“The price of dwelling has by no means been greater and that’s forcing folks to decide on between paying lease or a mortgage, placing fuel of their automobile to get to work, or placing meals on the desk,” Wilhelm mentioned in a launch.

The Hamilton Meals Share mentioned the town has the second highest per-capita meals financial institution entry within the province. Within the group’s personal starvation report, it discovered 62 per cent of people that took a survey indicated they had been in a position to pay lease as a result of they might use the meals financial institution.

The report requested, “Would you be prone to dropping your housing if you happen to wanted to buy the meals obtained from the meals financial institution?” Virtually half — 46 per cent — mentioned sure.

What may be accomplished

The Starvation Report outlines 4 areas needing enchancment:

  • High quality of labor.
  • Social help.
  • Social housing.
  • Put folks on the centre of coverage and program design.

“We imagine that the federal government agrees with our imaginative and prescient of a hunger-free Ontario and so we hope that they’re interested by studying extra,” Stewart mentioned.

“We additionally need everybody locally to be taught extra about meals insecurity — why their neighbours are going hungry and what they’ll do to assist make change,” she added.

“We encourage them to go converse to their native representatives, whether or not that be metropolis councillors, mayors, MPPs … and allow them to know that this is a crucial situation.”
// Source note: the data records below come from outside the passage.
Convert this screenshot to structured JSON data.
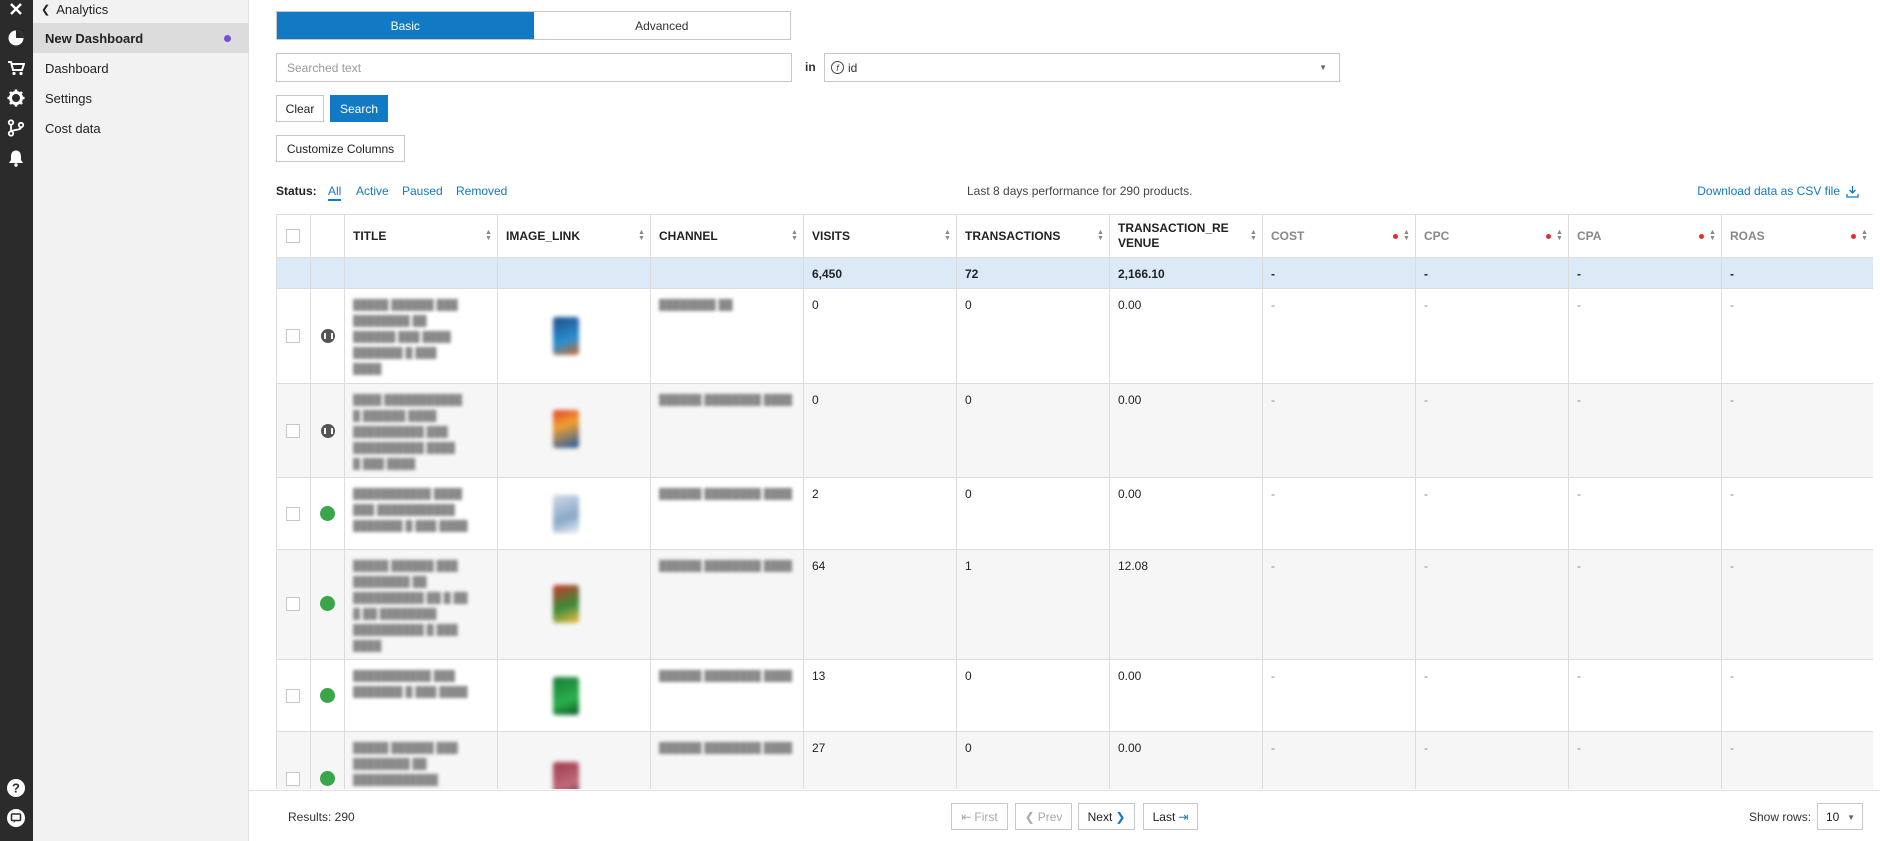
{
  "sidebar": {
    "back_label": "Analytics",
    "items": [
      {
        "label": "New Dashboard",
        "active": true
      },
      {
        "label": "Dashboard"
      },
      {
        "label": "Settings"
      },
      {
        "label": "Cost data"
      }
    ]
  },
  "rail_icons": [
    "close-icon",
    "pie-chart-icon",
    "cart-icon",
    "gear-icon",
    "branch-icon",
    "bell-icon",
    "help-icon",
    "feedback-icon"
  ],
  "search": {
    "tabs": [
      "Basic",
      "Advanced"
    ],
    "active_tab": "Basic",
    "placeholder": "Searched text",
    "value": "",
    "in_label": "in",
    "field_icon": "f",
    "field_value": "id",
    "clear_label": "Clear",
    "search_label": "Search",
    "customize_label": "Customize Columns"
  },
  "status": {
    "label": "Status:",
    "tabs": [
      "All",
      "Active",
      "Paused",
      "Removed"
    ],
    "selected": "All",
    "performance_text": "Last 8 days performance for 290 products.",
    "csv_label": "Download data as CSV file"
  },
  "table": {
    "columns": [
      {
        "label": "TITLE"
      },
      {
        "label": "IMAGE_LINK"
      },
      {
        "label": "CHANNEL"
      },
      {
        "label": "VISITS"
      },
      {
        "label": "TRANSACTIONS"
      },
      {
        "label": "TRANSACTION_RE VENUE"
      },
      {
        "label": "COST",
        "flagged": true
      },
      {
        "label": "CPC",
        "flagged": true
      },
      {
        "label": "CPA",
        "flagged": true
      },
      {
        "label": "ROAS",
        "flagged": true
      }
    ],
    "totals": {
      "visits": "6,450",
      "transactions": "72",
      "revenue": "2,166.10",
      "cost": "-",
      "cpc": "-",
      "cpa": "-",
      "roas": "-"
    },
    "rows": [
      {
        "status": "paused",
        "visits": "0",
        "transactions": "0",
        "revenue": "0.00",
        "cost": "-",
        "cpc": "-",
        "cpa": "-",
        "roas": "-"
      },
      {
        "status": "paused",
        "visits": "0",
        "transactions": "0",
        "revenue": "0.00",
        "cost": "-",
        "cpc": "-",
        "cpa": "-",
        "roas": "-"
      },
      {
        "status": "active",
        "visits": "2",
        "transactions": "0",
        "revenue": "0.00",
        "cost": "-",
        "cpc": "-",
        "cpa": "-",
        "roas": "-"
      },
      {
        "status": "active",
        "visits": "64",
        "transactions": "1",
        "revenue": "12.08",
        "cost": "-",
        "cpc": "-",
        "cpa": "-",
        "roas": "-"
      },
      {
        "status": "active",
        "visits": "13",
        "transactions": "0",
        "revenue": "0.00",
        "cost": "-",
        "cpc": "-",
        "cpa": "-",
        "roas": "-"
      },
      {
        "status": "active",
        "visits": "27",
        "transactions": "0",
        "revenue": "0.00",
        "cost": "-",
        "cpc": "-",
        "cpa": "-",
        "roas": "-"
      }
    ]
  },
  "footer": {
    "results": "Results: 290",
    "first": "First",
    "prev": "Prev",
    "next": "Next",
    "last": "Last",
    "show_rows_label": "Show rows:",
    "rows_value": "10"
  },
  "colors": {
    "accent": "#127ac4",
    "active_status": "#3aa64a",
    "paused_status": "#555555",
    "flag": "#e03030",
    "totals_bg": "#dceaf7",
    "unsaved_dot": "#7c4ddb"
  }
}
Allison Hill on the Thunder Bay Meals Banks mentioned in her metropolis, the group that began “as a stopgap measure” has turn out to be a part of the “cloth of our group.”

She mentioned it raises the query: Why?

“What’s unsuitable in our society and the general public coverage that meals banks usually are not solely crucial, however rising, the necessity is rising yearly? I might like to see us exit of enterprise,” Hill mentioned.

“The Thunder Bay Meals Financial institution is so appreciative of the group assist that we get and we could not do it with out the group assist, however we actually hope that sometime the federal government and public coverage and methods are in place that we can’t be wanted.”

Leave a Comment